Our fifth and last day for the visit was spent taking care of some random odds and ends.  There was a little touch up to do on his left waist line where pants had rubbed on it too hard during the initial healing.  Then it was filling in all the little red berries on the rocks, layering more color in Shoki's skin, and finally filling in his eyes.  I was tempted to start some flames, but as we didn't have much time left, I'd rather wait and do them all at once during our next visit.
Also, here's a couple of bonus shots of the cut offs down the sides (the blanks spaces near on the back near the armpits and shoulders are intentional, as we'll be doing his arms next and I wanted to leave a little room to flow into them nicely).  It's designed to be able to look good and finished like this, or very easy to hook up to if he decides to do his sides (munewari)...

Thursday, December 8, 2011


Mr. Shoki's back in town for another action packed week.  Last set of sessions got cut a bit short, but there are no distractions this time and we're in serious work mode.
The first session we shaded more rocks on the outer left thigh and outlined across the lower back and started to fill that as well.  
Now everything is officially outlined and its all shading and color from here...

Day two was dedicated to finishing the rocks on the inner thigh and butt...

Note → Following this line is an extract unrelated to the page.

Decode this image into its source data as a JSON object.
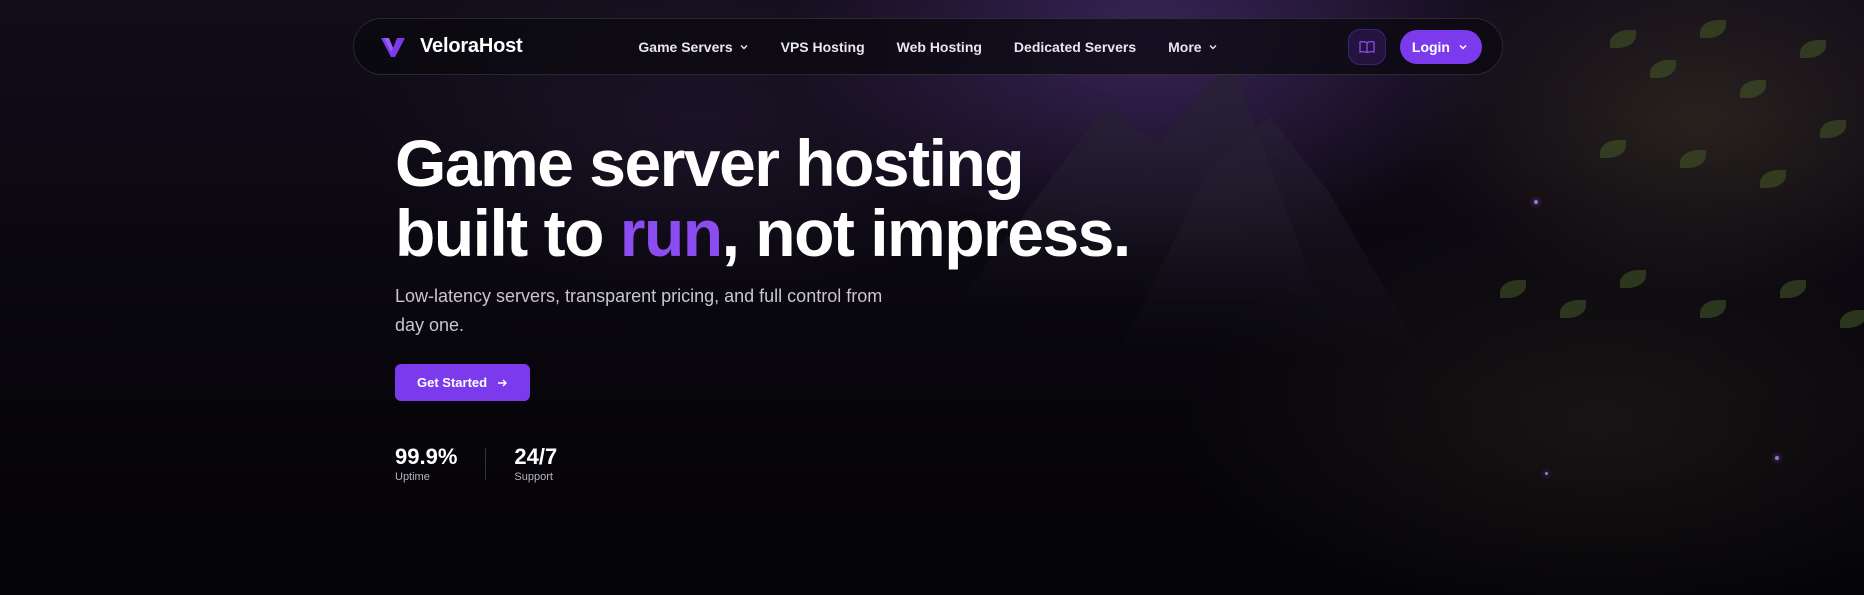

...not a fun day.  All up under the butt cheek is really no fun to get tattooed (or even to do I guess), but we powered through with no breaks and got it done.  The no break thing was really for two reasons.  First, that area has a tendency to swell really bad and if we stopped for a chunk of time it wold be difficult to come back and tattoo an area that was raised a quarter inch off the skin.  Second is pain management.  Once your in there working, even though it sucks and is very painful, the best thing sometimes really is to just persevere and get it out of the way.  If you take a break the body begins to relax and recover, and it becomes much more difficult to get back in "the zone" once you restart.  
Three more sessions this week, might even get to some color...

Wednesday, December 7, 2011

Tiger Day!

Same day, two very loyal and thoughtful clients, both getting cool tiger pieces.
First up is an older client of mine who's taken the last few years off and just now getting back into the swing.  Luckily the tiger (which is maybe 2 years old or more) was finished as well as most of the background.  Trying to match up years old color and shading can be near impossible.  
This session we colored in all the bamboo, and things are starting to pop...

Next up was the two tiger sleeve that was started recently.  The layout took a while and a lot of thinking and rethinking to get together, but it was well worth it, and now it's all shading and color.  As always it was a great session and we're both getting a lot out of the experience I think.  Really looking forward to making some serious progress with all our appointments over the next few months...

Tuesday, December 6, 2011

Hagoromo Tennyo

100% officially done!
There was still a bit of cover up left to do in the top sash, and the swirl pattern we drew in did the trick.  To refresh your memory, here is what was she looked like before we started...

...quite the transformation since last year.
It is always nice for me to be able to step back when it's done and just take it all in.  When you're in the middle of all these sessions and figuring everything out, and working hard and concentrating, it can be very difficult to appreciate the tattoo as a whole.
Kudos to her for following through and being dedicated to getting it done the right way.  It's not an easy thing to get a tattoo of this scale, and she should be very proud (and happy too I hope).  These things can definitely be taxing physically, mentally, emotionally, and financially (taxing on the artist as well, but I won't complain), and I view it as a serious accomplishment to see it through.
I've got a friend with a photo studio, so hopefully this winter when everything is really nice and settled in we can get some arty professional shots...
P.S.  Thanks to all who have been very kind with your feedback and response to this tattoo.  It's all hers, but there is a bit of my soul in there, and it makes me happy that she loves it and others enjoy it as well.